Look, in this election and in 2022, the question the American people are going to be asking is whether or not we’re helping them and their families — not giving them anything. Are we giving them a shot — just giving them an even shot? Do we understand what they’re going through? Can we deliver for them?
As Democrats, we have to show we do understand, and we’re delivering for them, and we’re keeping our promises. We just have to keep making the case — just as the Republican Party today offers nothing but fear, lies, and broken promises.
But everyone is watching Virginia’s election on Tuesday to see if instead this message will be sent to President Biden: You are not delivering.
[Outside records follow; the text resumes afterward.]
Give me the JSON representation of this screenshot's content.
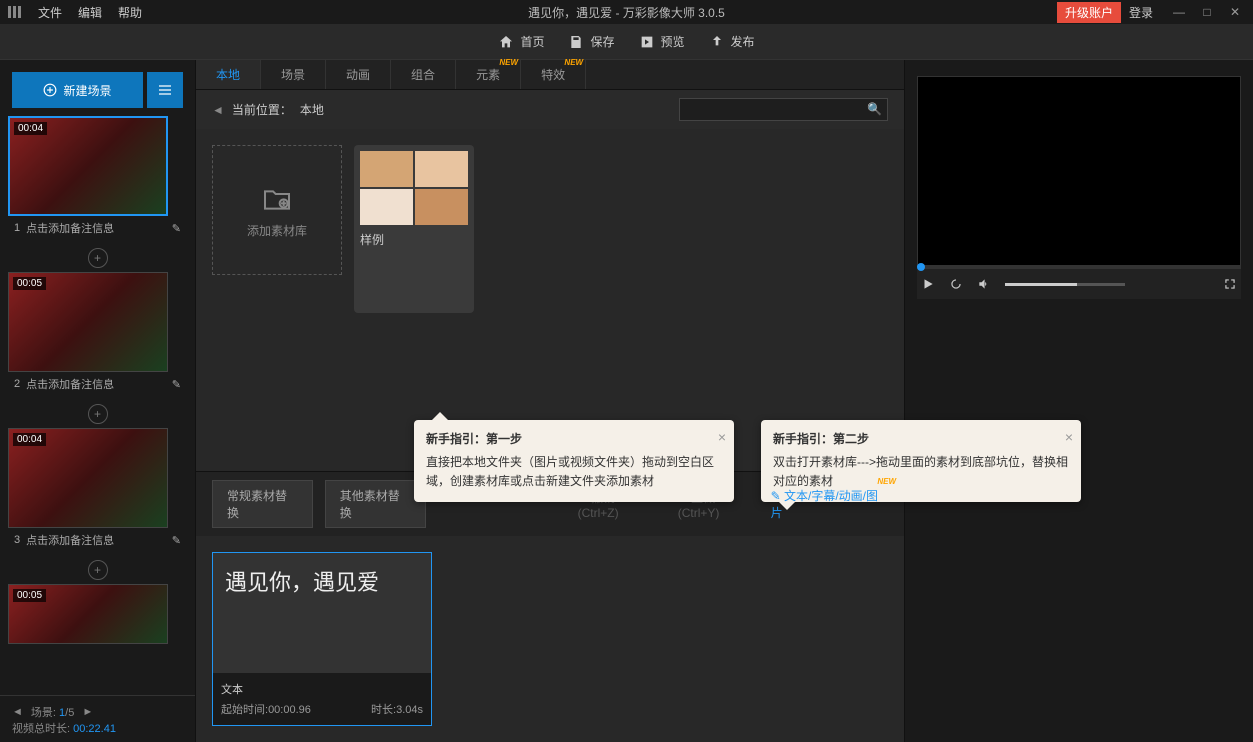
{
  "titlebar": {
    "menu": [
      "文件",
      "编辑",
      "帮助"
    ],
    "title": "遇见你，遇见爱 - 万彩影像大师 3.0.5",
    "upgrade": "升级账户",
    "login": "登录"
  },
  "toolbar": {
    "home": "首页",
    "save": "保存",
    "preview": "预览",
    "publish": "发布"
  },
  "left": {
    "new_scene": "新建场景",
    "scenes": [
      {
        "time": "00:04",
        "num": "1",
        "caption": "点击添加备注信息"
      },
      {
        "time": "00:05",
        "num": "2",
        "caption": "点击添加备注信息"
      },
      {
        "time": "00:04",
        "num": "3",
        "caption": "点击添加备注信息"
      },
      {
        "time": "00:05",
        "num": "",
        "caption": ""
      }
    ],
    "scene_label": "场景:",
    "scene_cur": "1",
    "scene_sep": "/",
    "scene_total": "5",
    "dur_label": "视频总时长:",
    "dur_val": "00:22.41"
  },
  "tabs": [
    "本地",
    "场景",
    "动画",
    "组合",
    "元素",
    "特效"
  ],
  "breadcrumb": {
    "label": "当前位置：",
    "path": "本地"
  },
  "assets": {
    "add": "添加素材库",
    "sample": "样例"
  },
  "tip1": {
    "title": "新手指引：第一步",
    "body": "直接把本地文件夹（图片或视频文件夹）拖动到空白区域，创建素材库或点击新建文件夹添加素材"
  },
  "tip2": {
    "title": "新手指引：第二步",
    "body": "双击打开素材库--->拖动里面的素材到底部坑位，替换相对应的素材"
  },
  "replace": {
    "tab1": "常规素材替换",
    "tab2": "其他素材替换",
    "undo": "撤销 (Ctrl+Z)",
    "redo": "重做 (Ctrl+Y)",
    "textlink": "文本/字幕/动画/图片"
  },
  "clip": {
    "preview_text": "遇见你，遇见爱",
    "label": "文本",
    "start_label": "起始时间:",
    "start": "00:00.96",
    "dur_label": "时长:",
    "dur": "3.04s"
  }
}
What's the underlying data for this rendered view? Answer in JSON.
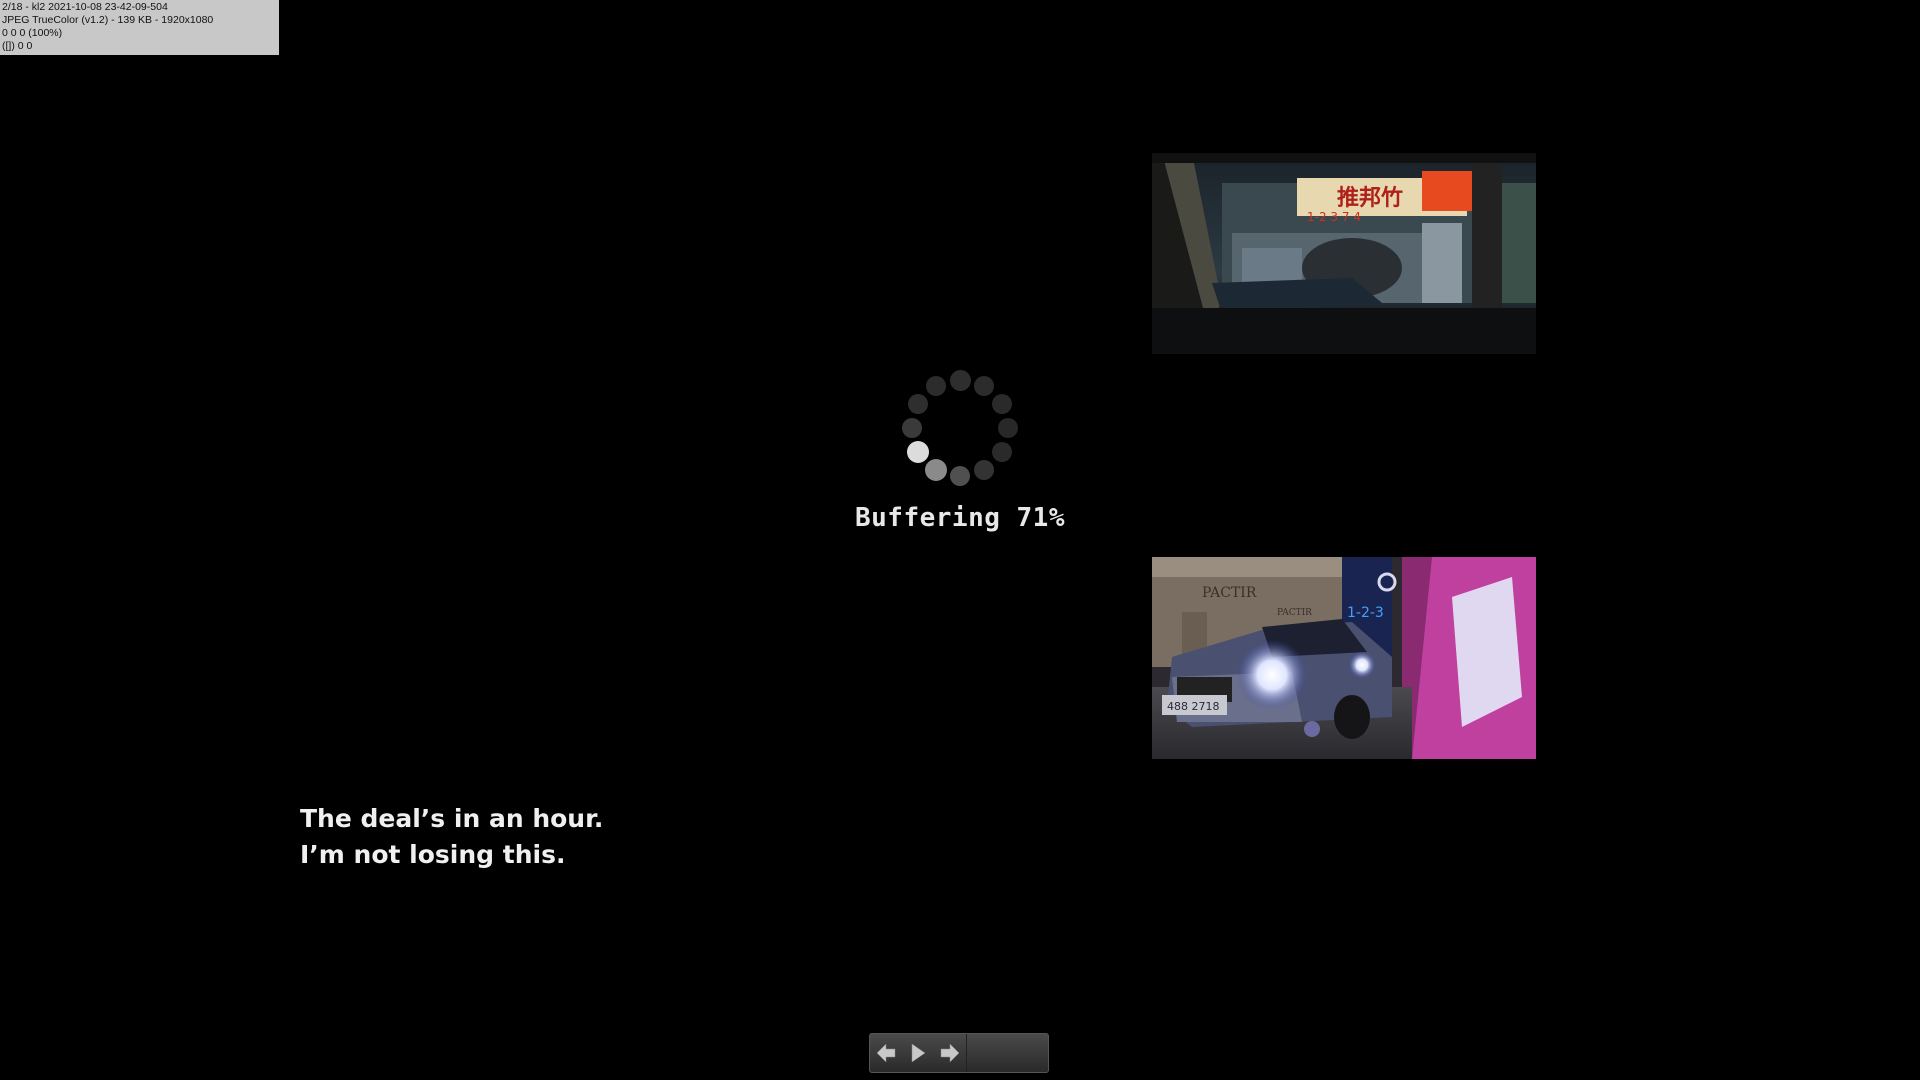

Your big social and climate and infrastructure bills have not passed.
After a promising start in the first 6 months of this year, the inability to get fully on top of the Delta surge and the economic uncertainty has triggered – slower growth, higher inflation, supply chain shortages, higher gas prices – may well mean Virginia voters are out of patience and do not trust Biden.
In the closing days of the campaign, McAuliffe has tried to wrap Trump around Youngkin – that Virginia is not Trump territory.
McAuliffe has also been begging Biden and the Democrats in Congress to break their deadlock, find consensus and pass the legislation – so that he can show Virginia that billions will come to the state and its households.
But votes to pass the bills will now come too late for McAuliffe.
One other issue has emerged to steal attention: education. Are Virginia’s schools being taken over by a radical Democratic ideology through the teaching of “critical race theory” and curricula infused with provocative novels like Toni Morrisons’s “Beloved”? Youngkin has made this political culture issue a hot button for suburban voters and independents whose swings can determine the outcome.
McAuliffe enjoyed a big lead over Youngkin until the Biden slump in August. Biden’s approval is now in the low 40s and his disapproval is at 50% or higher. The Democrats in Congress have also not passed anything on voting rights or police reform or gun control – and enthusiasm especially among Blacks appears to be waning.
McAuliffe has called in all the Democratic big guns to join him onstage: both Obamas, Kamala Harris, Jill Biden, Stacey Abrams and Keisha Lance Bottoms of Georgia – and Joe Biden again last week.
But McAuliffe’s polls are at best tied; several show him trailing.
Will the Virginia curse of 2009 and 2017 come back to bite Biden?
Try these post-election messages out:
- If McAuliffe loses: “Democrats! You damn fools! If you cannot govern you cannot win elections! How many times do we have to learn this lesson? You didn’t pass Obamacare early and lost the House in 2010. So let's pass these bills! And nothing on voting rights! If you have any hope of holding the House, what the hell are you waiting for?”
- If McAuliffe wins: “My god, a miracle that we could win under such adversity – amazing and shows underlying Democratic strength. People want Biden to succeed – not Trump!”
- And if Republican Youngkin wins: “We nailed McAuliffe on the radical extremism that runs rife through the Democrats! And Biden is pathetic. His out-of-control socialist agenda is not what America wants. But it was Trump and his support for me who sealed the deal. Republicans: you want to take back Congress next hear and the presidency in 2024? Stick with Trump. In Trump We Trust.